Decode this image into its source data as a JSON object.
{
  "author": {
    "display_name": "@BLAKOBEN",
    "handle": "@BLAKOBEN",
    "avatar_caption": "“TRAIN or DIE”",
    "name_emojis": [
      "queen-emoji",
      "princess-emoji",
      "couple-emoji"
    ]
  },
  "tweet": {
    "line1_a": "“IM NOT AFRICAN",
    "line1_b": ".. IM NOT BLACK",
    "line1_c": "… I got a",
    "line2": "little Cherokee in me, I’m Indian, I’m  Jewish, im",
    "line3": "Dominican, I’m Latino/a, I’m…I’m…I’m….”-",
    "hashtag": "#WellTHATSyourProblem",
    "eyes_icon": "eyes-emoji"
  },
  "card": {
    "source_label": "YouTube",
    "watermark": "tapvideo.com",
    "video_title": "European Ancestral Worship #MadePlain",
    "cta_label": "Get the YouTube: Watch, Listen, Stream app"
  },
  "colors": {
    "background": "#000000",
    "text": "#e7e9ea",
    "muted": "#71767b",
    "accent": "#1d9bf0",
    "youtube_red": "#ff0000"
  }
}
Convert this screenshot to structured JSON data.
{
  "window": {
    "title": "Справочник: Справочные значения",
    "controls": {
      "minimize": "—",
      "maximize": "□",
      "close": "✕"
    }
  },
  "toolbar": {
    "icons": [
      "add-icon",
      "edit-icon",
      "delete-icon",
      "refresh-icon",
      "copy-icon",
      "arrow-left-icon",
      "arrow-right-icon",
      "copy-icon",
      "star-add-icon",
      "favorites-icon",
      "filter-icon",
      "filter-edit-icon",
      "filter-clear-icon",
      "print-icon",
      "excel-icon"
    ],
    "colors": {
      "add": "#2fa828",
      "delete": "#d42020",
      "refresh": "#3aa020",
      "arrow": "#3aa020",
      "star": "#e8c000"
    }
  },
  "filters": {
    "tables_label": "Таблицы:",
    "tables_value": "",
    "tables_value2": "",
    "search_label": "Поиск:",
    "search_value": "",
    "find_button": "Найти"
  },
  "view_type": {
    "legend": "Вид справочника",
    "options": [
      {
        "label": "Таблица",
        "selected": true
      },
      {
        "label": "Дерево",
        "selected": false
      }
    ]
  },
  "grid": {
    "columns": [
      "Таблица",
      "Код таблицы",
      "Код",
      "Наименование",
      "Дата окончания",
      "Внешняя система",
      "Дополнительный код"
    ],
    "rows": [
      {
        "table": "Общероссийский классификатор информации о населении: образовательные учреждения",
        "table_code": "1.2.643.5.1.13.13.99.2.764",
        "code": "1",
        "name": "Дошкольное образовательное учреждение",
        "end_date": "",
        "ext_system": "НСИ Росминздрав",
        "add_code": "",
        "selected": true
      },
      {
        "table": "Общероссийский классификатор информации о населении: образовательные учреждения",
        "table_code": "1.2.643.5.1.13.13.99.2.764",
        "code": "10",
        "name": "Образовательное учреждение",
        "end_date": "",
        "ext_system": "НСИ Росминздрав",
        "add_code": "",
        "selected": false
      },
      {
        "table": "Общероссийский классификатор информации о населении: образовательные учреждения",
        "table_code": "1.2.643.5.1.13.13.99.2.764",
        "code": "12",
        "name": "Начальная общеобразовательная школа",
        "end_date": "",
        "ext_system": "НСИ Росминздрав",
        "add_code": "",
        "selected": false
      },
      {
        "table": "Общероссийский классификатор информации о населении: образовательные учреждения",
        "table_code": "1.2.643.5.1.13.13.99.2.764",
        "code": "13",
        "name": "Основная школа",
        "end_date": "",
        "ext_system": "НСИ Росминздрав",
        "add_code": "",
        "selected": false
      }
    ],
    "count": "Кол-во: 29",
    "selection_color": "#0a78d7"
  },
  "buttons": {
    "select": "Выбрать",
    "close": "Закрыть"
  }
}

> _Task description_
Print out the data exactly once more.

> _Your response_
Decode this image into its source data as a JSON object.
{
  "author": {
    "display_name": "@BLAKOBEN",
    "handle": "@BLAKOBEN",
    "avatar_caption": "“TRAIN or DIE”",
    "name_emojis": [
      "queen-emoji",
      "princess-emoji",
      "couple-emoji"
    ]
  },
  "tweet": {
    "line1_a": "“IM NOT AFRICAN",
    "line1_b": ".. IM NOT BLACK",
    "line1_c": "… I got a",
    "line2": "little Cherokee in me, I’m Indian, I’m  Jewish, im",
    "line3": "Dominican, I’m Latino/a, I’m…I’m…I’m….”-",
    "hashtag": "#WellTHATSyourProblem",
    "eyes_icon": "eyes-emoji"
  },
  "card": {
    "source_label": "YouTube",
    "watermark": "tapvideo.com",
    "video_title": "European Ancestral Worship #MadePlain",
    "cta_label": "Get the YouTube: Watch, Listen, Stream app"
  },
  "colors": {
    "background": "#000000",
    "text": "#e7e9ea",
    "muted": "#71767b",
    "accent": "#1d9bf0",
    "youtube_red": "#ff0000"
  }
}
Convert this screenshot to structured JSON data.
{
  "window": {
    "title": "Справочник: Справочные значения",
    "controls": {
      "minimize": "—",
      "maximize": "□",
      "close": "✕"
    }
  },
  "toolbar": {
    "icons": [
      "add-icon",
      "edit-icon",
      "delete-icon",
      "refresh-icon",
      "copy-icon",
      "arrow-left-icon",
      "arrow-right-icon",
      "copy-icon",
      "star-add-icon",
      "favorites-icon",
      "filter-icon",
      "filter-edit-icon",
      "filter-clear-icon",
      "print-icon",
      "excel-icon"
    ],
    "colors": {
      "add": "#2fa828",
      "delete": "#d42020",
      "refresh": "#3aa020",
      "arrow": "#3aa020",
      "star": "#e8c000"
    }
  },
  "filters": {
    "tables_label": "Таблицы:",
    "tables_value": "",
    "tables_value2": "",
    "search_label": "Поиск:",
    "search_value": "",
    "find_button": "Найти"
  },
  "view_type": {
    "legend": "Вид справочника",
    "options": [
      {
        "label": "Таблица",
        "selected": true
      },
      {
        "label": "Дерево",
        "selected": false
      }
    ]
  },
  "grid": {
    "columns": [
      "Таблица",
      "Код таблицы",
      "Код",
      "Наименование",
      "Дата окончания",
      "Внешняя система",
      "Дополнительный код"
    ],
    "rows": [
      {
        "table": "Общероссийский классификатор информации о населении: образовательные учреждения",
        "table_code": "1.2.643.5.1.13.13.99.2.764",
        "code": "1",
        "name": "Дошкольное образовательное учреждение",
        "end_date": "",
        "ext_system": "НСИ Росминздрав",
        "add_code": "",
        "selected": true
      },
      {
        "table": "Общероссийский классификатор информации о населении: образовательные учреждения",
        "table_code": "1.2.643.5.1.13.13.99.2.764",
        "code": "10",
        "name": "Образовательное учреждение",
        "end_date": "",
        "ext_system": "НСИ Росминздрав",
        "add_code": "",
        "selected": false
      },
      {
        "table": "Общероссийский классификатор информации о населении: образовательные учреждения",
        "table_code": "1.2.643.5.1.13.13.99.2.764",
        "code": "12",
        "name": "Начальная общеобразовательная школа",
        "end_date": "",
        "ext_system": "НСИ Росминздрав",
        "add_code": "",
        "selected": false
      },
      {
        "table": "Общероссийский классификатор информации о населении: образовательные учреждения",
        "table_code": "1.2.643.5.1.13.13.99.2.764",
        "code": "13",
        "name": "Основная школа",
        "end_date": "",
        "ext_system": "НСИ Росминздрав",
        "add_code": "",
        "selected": false
      }
    ],
    "count": "Кол-во: 29",
    "selection_color": "#0a78d7"
  },
  "buttons": {
    "select": "Выбрать",
    "close": "Закрыть"
  }
}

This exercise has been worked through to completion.